Simpson in particular has always been demonised. A possible hermaphrodite who learned the ways of prostitutes while in Shanghai, her sexuality has been called into question, never mind what British biographers loyal to the Royal Family consider her "brash" American ways.
But in this commendably restrained biography, Anna Sebba creates some sympathy for a woman who endured a brutal and sordid first marriage before leaping into the comfort of a second, with Ernest Simpson, that, alas, could never save her. Sebba's real coup, though, is the discovery of letters between Wallis and Ernest, dated long after she had become involved with Edward. Indeed, Simpson's genuine sorrow at the loss of Ernest ("the grave of everything that was us") and her terror at the Abdication show an ordinary woman caught up in events she couldn't hope to control, and help to balance the damning indictments written even by some of her closest friends.
Was Wallis Simpson all woman? New evidence speculates about her sexual make-up | Mail Online
by the author, Anne Sebba
The first time the future King of England met Wallis Simpson, she left little impression. After all, she was neither young nor beautiful. Her face was square-jawed and masculine, with an unfortunate mole. Her voice had an unpleasant rasp, according to many aristocrats who knew her, and her idea of wit was raucous American wisecracks.
...For Ernest, an American businessman of Jewish extraction who’d taken British citizenship and revered the monarchy, meeting the king-in-waiting was close to the pinnacle of his dreams. For Wallis, the connection promised an important step up the social ladder, with the likelihood of more invitations to fashionable parties.

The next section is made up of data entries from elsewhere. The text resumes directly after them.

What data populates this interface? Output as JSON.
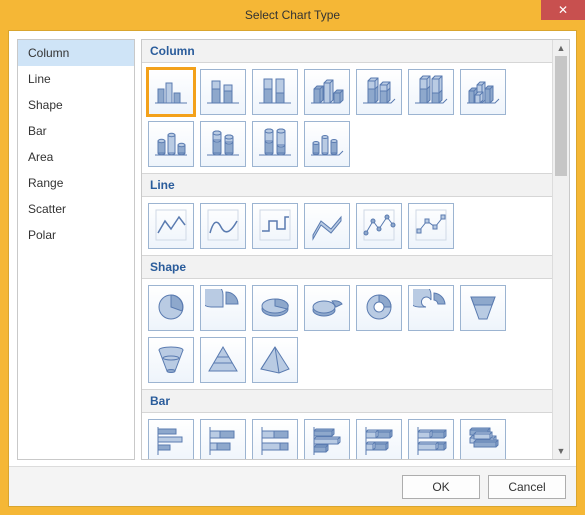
{
  "window": {
    "title": "Select Chart Type",
    "close": "✕"
  },
  "sidebar": {
    "items": [
      {
        "label": "Column",
        "selected": true
      },
      {
        "label": "Line",
        "selected": false
      },
      {
        "label": "Shape",
        "selected": false
      },
      {
        "label": "Bar",
        "selected": false
      },
      {
        "label": "Area",
        "selected": false
      },
      {
        "label": "Range",
        "selected": false
      },
      {
        "label": "Scatter",
        "selected": false
      },
      {
        "label": "Polar",
        "selected": false
      }
    ]
  },
  "groups": [
    {
      "label": "Column",
      "tiles": [
        {
          "name": "column-clustered",
          "icon": "col2d",
          "selected": true
        },
        {
          "name": "column-stacked",
          "icon": "colstack",
          "selected": false
        },
        {
          "name": "column-100-stacked",
          "icon": "col100",
          "selected": false
        },
        {
          "name": "column-3d-clustered",
          "icon": "col3d",
          "selected": false
        },
        {
          "name": "column-3d-stacked",
          "icon": "col3dstack",
          "selected": false
        },
        {
          "name": "column-3d-100-stacked",
          "icon": "col3d100",
          "selected": false
        },
        {
          "name": "column-3d",
          "icon": "col3dfull",
          "selected": false
        },
        {
          "name": "cylinder-clustered",
          "icon": "cyl",
          "selected": false
        },
        {
          "name": "cylinder-stacked",
          "icon": "cylstack",
          "selected": false
        },
        {
          "name": "cylinder-100-stacked",
          "icon": "cyl100",
          "selected": false
        },
        {
          "name": "cylinder-3d",
          "icon": "cyl3d",
          "selected": false
        }
      ]
    },
    {
      "label": "Line",
      "tiles": [
        {
          "name": "line",
          "icon": "line",
          "selected": false
        },
        {
          "name": "line-smooth",
          "icon": "linesm",
          "selected": false
        },
        {
          "name": "step-line",
          "icon": "step",
          "selected": false
        },
        {
          "name": "line-3d",
          "icon": "line3d",
          "selected": false
        },
        {
          "name": "line-markers",
          "icon": "linepts",
          "selected": false
        },
        {
          "name": "line-markers-box",
          "icon": "linebox",
          "selected": false
        }
      ]
    },
    {
      "label": "Shape",
      "tiles": [
        {
          "name": "pie",
          "icon": "pie",
          "selected": false
        },
        {
          "name": "pie-exploded",
          "icon": "pieexp",
          "selected": false
        },
        {
          "name": "pie-3d",
          "icon": "pie3d",
          "selected": false
        },
        {
          "name": "pie-3d-exploded",
          "icon": "pie3dexp",
          "selected": false
        },
        {
          "name": "doughnut",
          "icon": "donut",
          "selected": false
        },
        {
          "name": "doughnut-split",
          "icon": "donutexp",
          "selected": false
        },
        {
          "name": "funnel",
          "icon": "funnel",
          "selected": false
        },
        {
          "name": "funnel-3d",
          "icon": "funnel3d",
          "selected": false
        },
        {
          "name": "pyramid",
          "icon": "pyramid",
          "selected": false
        },
        {
          "name": "pyramid-3d",
          "icon": "pyr3d",
          "selected": false
        }
      ]
    },
    {
      "label": "Bar",
      "tiles": [
        {
          "name": "bar-clustered",
          "icon": "bar",
          "selected": false
        },
        {
          "name": "bar-stacked",
          "icon": "barstack",
          "selected": false
        },
        {
          "name": "bar-100-stacked",
          "icon": "bar100",
          "selected": false
        },
        {
          "name": "bar-3d-clustered",
          "icon": "bar3d",
          "selected": false
        },
        {
          "name": "bar-3d-stacked",
          "icon": "bar3dst",
          "selected": false
        },
        {
          "name": "bar-3d-100-stacked",
          "icon": "bar3d100",
          "selected": false
        },
        {
          "name": "bar-3d",
          "icon": "bar3df",
          "selected": false
        }
      ]
    }
  ],
  "footer": {
    "ok": "OK",
    "cancel": "Cancel"
  },
  "colors": {
    "accent": "#f5b736",
    "iconFill": "#8ea8cc",
    "iconFillLight": "#b9cbe3",
    "iconStroke": "#5a7bb0",
    "selected": "#f3a11a"
  }
}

...But Wallis almost certainly had a far deeper and darker secret. Recent research suggests that she might well have been born with what’s currently called a Disorder of Sexual Development (DSD) or intersexuality... there’s strong circumstantial and psychosexual evidence that Wallis was not wholly female. The writer Michael Bloch, who lived and worked in Wallis’s house in Paris for years during the later years of her life, claimed that he’d discussed her sexuality with doctors.
...The biographer James Pope-Hennessy, who met her in 1958, commented in his journal that Wallis was ‘one of the very oddest women I have ever seen. She is, to look at, phenomenal,’ he added. ‘She is flat and angular and could have been designed for a medieval playing card. I should be tempted to classify her as an American woman par excellence were it not for the suspicion that she is not a woman at all.’
reproduced for promotional purposes